[Web page and app entries]
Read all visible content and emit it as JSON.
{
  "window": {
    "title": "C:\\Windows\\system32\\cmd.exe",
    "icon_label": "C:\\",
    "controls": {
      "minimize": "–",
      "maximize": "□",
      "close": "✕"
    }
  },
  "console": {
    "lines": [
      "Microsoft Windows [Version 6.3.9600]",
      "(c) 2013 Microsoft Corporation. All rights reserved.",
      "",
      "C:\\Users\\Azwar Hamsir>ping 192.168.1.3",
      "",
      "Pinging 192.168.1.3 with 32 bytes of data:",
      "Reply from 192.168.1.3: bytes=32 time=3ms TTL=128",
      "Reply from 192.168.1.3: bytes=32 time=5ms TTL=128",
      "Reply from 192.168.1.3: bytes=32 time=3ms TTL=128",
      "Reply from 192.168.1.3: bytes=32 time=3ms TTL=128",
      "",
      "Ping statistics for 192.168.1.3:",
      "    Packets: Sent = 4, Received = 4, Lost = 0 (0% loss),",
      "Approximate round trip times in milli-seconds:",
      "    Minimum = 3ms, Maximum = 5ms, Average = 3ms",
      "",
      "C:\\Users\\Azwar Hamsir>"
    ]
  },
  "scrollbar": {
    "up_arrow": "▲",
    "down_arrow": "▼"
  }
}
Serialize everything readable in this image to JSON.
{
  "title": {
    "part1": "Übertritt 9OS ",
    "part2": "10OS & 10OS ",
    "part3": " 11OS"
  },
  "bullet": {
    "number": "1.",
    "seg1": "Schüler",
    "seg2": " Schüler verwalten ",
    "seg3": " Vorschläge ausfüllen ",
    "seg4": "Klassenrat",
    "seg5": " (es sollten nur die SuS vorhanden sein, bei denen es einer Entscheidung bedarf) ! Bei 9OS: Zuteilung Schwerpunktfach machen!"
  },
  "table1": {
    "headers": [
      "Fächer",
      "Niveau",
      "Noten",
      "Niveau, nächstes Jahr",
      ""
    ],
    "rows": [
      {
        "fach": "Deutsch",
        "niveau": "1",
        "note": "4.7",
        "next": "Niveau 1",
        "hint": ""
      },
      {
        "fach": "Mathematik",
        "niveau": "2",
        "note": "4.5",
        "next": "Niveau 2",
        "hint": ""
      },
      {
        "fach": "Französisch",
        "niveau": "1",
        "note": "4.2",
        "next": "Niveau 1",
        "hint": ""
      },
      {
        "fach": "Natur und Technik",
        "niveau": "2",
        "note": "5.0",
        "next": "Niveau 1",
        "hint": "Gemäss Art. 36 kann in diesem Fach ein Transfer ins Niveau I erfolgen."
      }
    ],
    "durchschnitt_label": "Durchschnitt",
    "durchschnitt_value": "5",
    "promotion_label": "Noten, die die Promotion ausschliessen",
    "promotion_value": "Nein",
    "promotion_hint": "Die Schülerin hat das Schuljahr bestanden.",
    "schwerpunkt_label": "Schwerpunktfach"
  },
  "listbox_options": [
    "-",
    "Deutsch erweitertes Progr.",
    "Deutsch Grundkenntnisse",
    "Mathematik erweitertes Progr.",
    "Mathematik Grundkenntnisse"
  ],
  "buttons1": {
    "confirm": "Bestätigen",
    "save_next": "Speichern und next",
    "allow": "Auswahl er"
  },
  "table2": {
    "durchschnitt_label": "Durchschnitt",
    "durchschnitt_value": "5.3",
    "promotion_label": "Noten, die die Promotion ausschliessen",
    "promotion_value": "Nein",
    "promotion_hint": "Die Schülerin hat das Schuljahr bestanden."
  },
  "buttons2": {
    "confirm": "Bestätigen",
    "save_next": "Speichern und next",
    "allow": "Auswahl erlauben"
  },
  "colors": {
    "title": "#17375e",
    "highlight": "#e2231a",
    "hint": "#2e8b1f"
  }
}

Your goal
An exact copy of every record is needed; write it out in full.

Completed task
Read all visible content and emit it as JSON.
{
  "window": {
    "title": "C:\\Windows\\system32\\cmd.exe",
    "icon_label": "C:\\",
    "controls": {
      "minimize": "–",
      "maximize": "□",
      "close": "✕"
    }
  },
  "console": {
    "lines": [
      "Microsoft Windows [Version 6.3.9600]",
      "(c) 2013 Microsoft Corporation. All rights reserved.",
      "",
      "C:\\Users\\Azwar Hamsir>ping 192.168.1.3",
      "",
      "Pinging 192.168.1.3 with 32 bytes of data:",
      "Reply from 192.168.1.3: bytes=32 time=3ms TTL=128",
      "Reply from 192.168.1.3: bytes=32 time=5ms TTL=128",
      "Reply from 192.168.1.3: bytes=32 time=3ms TTL=128",
      "Reply from 192.168.1.3: bytes=32 time=3ms TTL=128",
      "",
      "Ping statistics for 192.168.1.3:",
      "    Packets: Sent = 4, Received = 4, Lost = 0 (0% loss),",
      "Approximate round trip times in milli-seconds:",
      "    Minimum = 3ms, Maximum = 5ms, Average = 3ms",
      "",
      "C:\\Users\\Azwar Hamsir>"
    ]
  },
  "scrollbar": {
    "up_arrow": "▲",
    "down_arrow": "▼"
  }
}
Serialize everything readable in this image to JSON.
{
  "title": {
    "part1": "Übertritt 9OS ",
    "part2": "10OS & 10OS ",
    "part3": " 11OS"
  },
  "bullet": {
    "number": "1.",
    "seg1": "Schüler",
    "seg2": " Schüler verwalten ",
    "seg3": " Vorschläge ausfüllen ",
    "seg4": "Klassenrat",
    "seg5": " (es sollten nur die SuS vorhanden sein, bei denen es einer Entscheidung bedarf) ! Bei 9OS: Zuteilung Schwerpunktfach machen!"
  },
  "table1": {
    "headers": [
      "Fächer",
      "Niveau",
      "Noten",
      "Niveau, nächstes Jahr",
      ""
    ],
    "rows": [
      {
        "fach": "Deutsch",
        "niveau": "1",
        "note": "4.7",
        "next": "Niveau 1",
        "hint": ""
      },
      {
        "fach": "Mathematik",
        "niveau": "2",
        "note": "4.5",
        "next": "Niveau 2",
        "hint": ""
      },
      {
        "fach": "Französisch",
        "niveau": "1",
        "note": "4.2",
        "next": "Niveau 1",
        "hint": ""
      },
      {
        "fach": "Natur und Technik",
        "niveau": "2",
        "note": "5.0",
        "next": "Niveau 1",
        "hint": "Gemäss Art. 36 kann in diesem Fach ein Transfer ins Niveau I erfolgen."
      }
    ],
    "durchschnitt_label": "Durchschnitt",
    "durchschnitt_value": "5",
    "promotion_label": "Noten, die die Promotion ausschliessen",
    "promotion_value": "Nein",
    "promotion_hint": "Die Schülerin hat das Schuljahr bestanden.",
    "schwerpunkt_label": "Schwerpunktfach"
  },
  "listbox_options": [
    "-",
    "Deutsch erweitertes Progr.",
    "Deutsch Grundkenntnisse",
    "Mathematik erweitertes Progr.",
    "Mathematik Grundkenntnisse"
  ],
  "buttons1": {
    "confirm": "Bestätigen",
    "save_next": "Speichern und next",
    "allow": "Auswahl er"
  },
  "table2": {
    "durchschnitt_label": "Durchschnitt",
    "durchschnitt_value": "5.3",
    "promotion_label": "Noten, die die Promotion ausschliessen",
    "promotion_value": "Nein",
    "promotion_hint": "Die Schülerin hat das Schuljahr bestanden."
  },
  "buttons2": {
    "confirm": "Bestätigen",
    "save_next": "Speichern und next",
    "allow": "Auswahl erlauben"
  },
  "colors": {
    "title": "#17375e",
    "highlight": "#e2231a",
    "hint": "#2e8b1f"
  }
}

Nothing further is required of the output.